Editorial: Tennant for U.S. Senate
In her campaign to succeed Sen. Jay Rockefeller, D-W.Va., Secretary of State Natalie Tennant has two unknown rivals in the May 13 primary election. She should win the Democratic nomination easily, and doesn’t need any newspaper endorsements. But we endorse her anyway, because she’s a bright facet in West Virginia’s political scene.
We think Tennant would be a refreshing addition to the U.S. Senate — certainly preferable to another Republican serving the privileged 1 percent, narrow right-wing causes and polluting industries. If the GOP gains more control over Congress, hope for humane American programs helping average families will be lost.
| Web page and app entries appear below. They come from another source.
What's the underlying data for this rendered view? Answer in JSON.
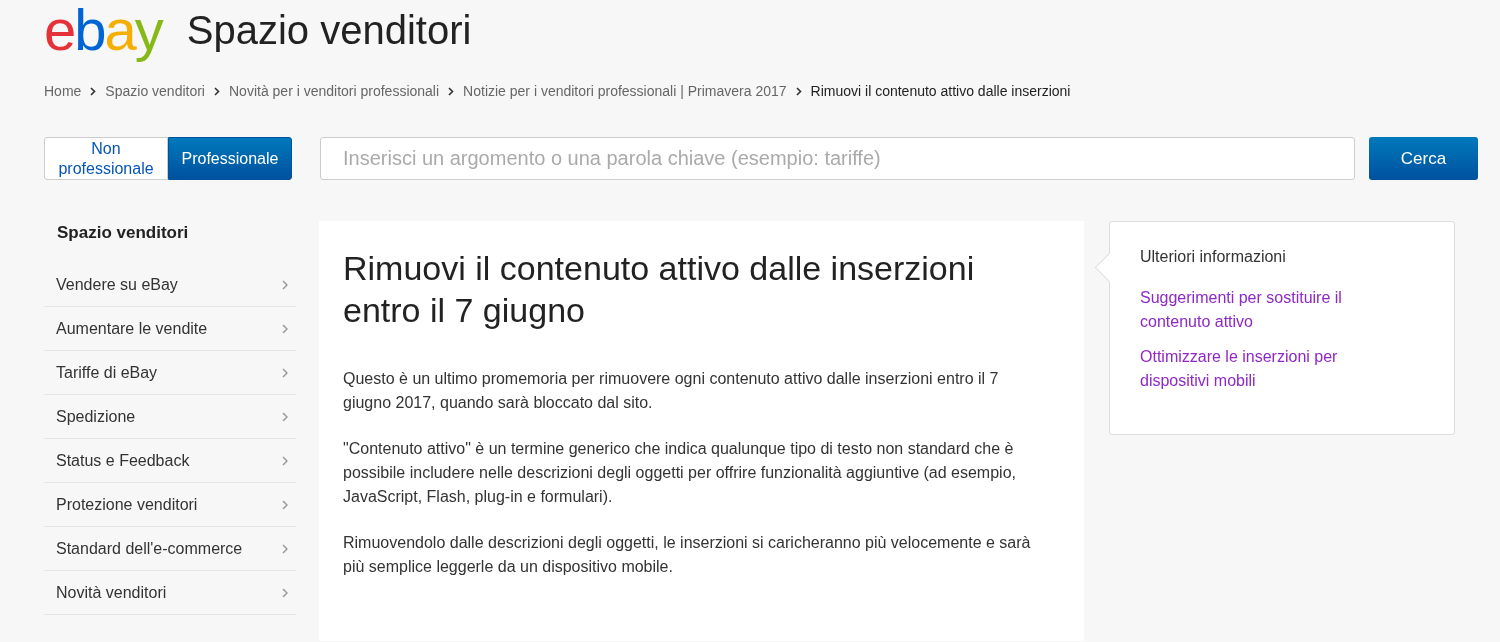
{
  "header": {
    "logo": "ebay",
    "title": "Spazio venditori"
  },
  "breadcrumb": [
    {
      "label": "Home",
      "current": false
    },
    {
      "label": "Spazio venditori",
      "current": false
    },
    {
      "label": "Novità per i venditori professionali",
      "current": false
    },
    {
      "label": "Notizie per i venditori professionali | Primavera 2017",
      "current": false
    },
    {
      "label": "Rimuovi il contenuto attivo dalle inserzioni",
      "current": true
    }
  ],
  "seller_toggle": [
    {
      "label": "Non professionale",
      "selected": false
    },
    {
      "label": "Professionale",
      "selected": true
    }
  ],
  "search": {
    "placeholder": "Inserisci un argomento o una parola chiave (esempio: tariffe)",
    "button": "Cerca"
  },
  "sidebar": {
    "title": "Spazio venditori",
    "items": [
      {
        "label": "Vendere su eBay"
      },
      {
        "label": "Aumentare le vendite"
      },
      {
        "label": "Tariffe di eBay"
      },
      {
        "label": "Spedizione"
      },
      {
        "label": "Status e Feedback"
      },
      {
        "label": "Protezione venditori"
      },
      {
        "label": "Standard dell'e-commerce"
      },
      {
        "label": "Novità venditori"
      }
    ]
  },
  "article": {
    "title": "Rimuovi il contenuto attivo dalle inserzioni entro il 7 giugno",
    "paragraphs": [
      "Questo è un ultimo promemoria per rimuovere ogni contenuto attivo dalle inserzioni entro il 7 giugno 2017, quando sarà bloccato dal sito.",
      "\"Contenuto attivo\" è un termine generico che indica qualunque tipo di testo non standard che è possibile includere nelle descrizioni degli oggetti per offrire funzionalità aggiuntive (ad esempio, JavaScript, Flash, plug-in e formulari).",
      "Rimuovendolo dalle descrizioni degli oggetti, le inserzioni si caricheranno più velocemente e sarà più semplice leggerle da un dispositivo mobile."
    ]
  },
  "more_info": {
    "title": "Ulteriori informazioni",
    "links": [
      "Suggerimenti per sostituire il contenuto attivo",
      "Ottimizzare le inserzioni per dispositivi mobili"
    ]
  }
}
Tennant grew up on a Marion County farm, in a family of teachers. Both her parents and five siblings taught school. Her father sold cows to send her to West Virginia University, where she broke family tradition and studied broadcast journalism. (She also was the first female to serve as the Mountaineer mascot.)
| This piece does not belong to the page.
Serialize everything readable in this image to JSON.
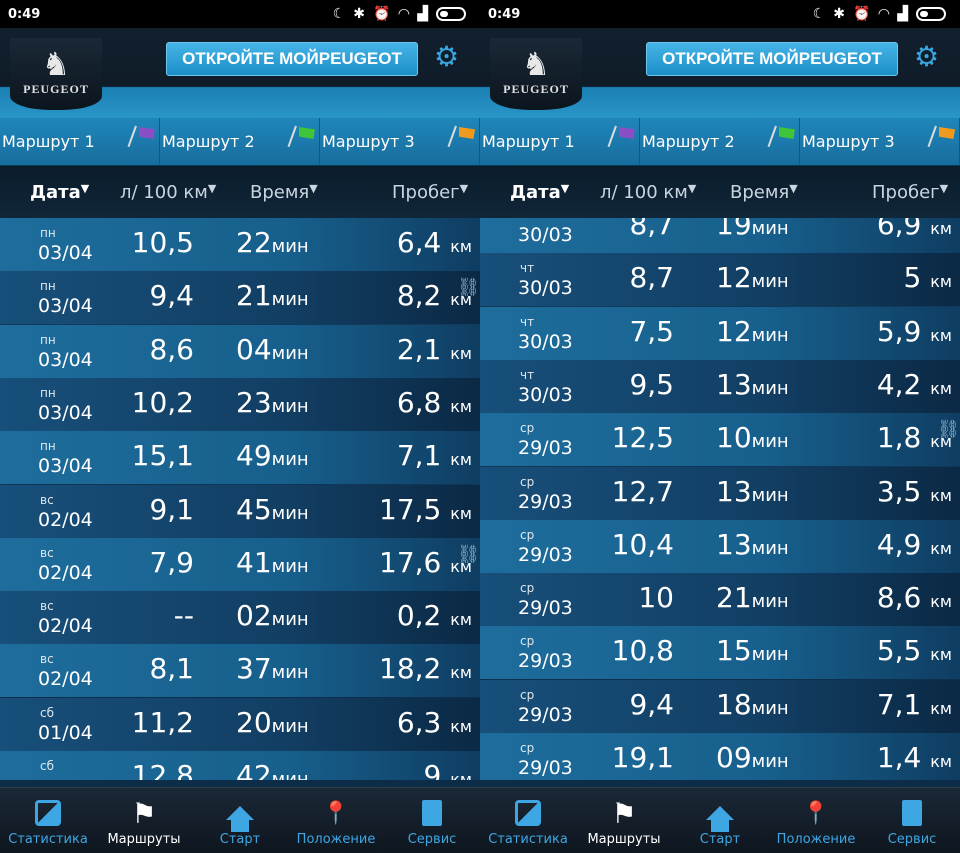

After graduating in 1991, she was a news reporter for WBOY-TV in Clarksburg, then WCHS-TV in Charleston. She married state Sen. Erik Wells, D-Kanawha, and they have a daughter. They formed a small video and media firm. His legislative work was interrupted while he served in Afghanistan as a Navy lieutenant commander.
She entered politics and was elected secretary of state in 2008, then re-elected in 2012. She has performed well in the record-keeping office that also governs elections and charities. She managed so frugally and settled lawsuits so cheaply that she returned $3 million to the state general fund last fall. Her biography says she “has more investigations and convictions for election law violations than any other secretary in West Virginia’s history.”
Tennant would be an appealing West Virginian in the U.S. Senate. We hope she gets there.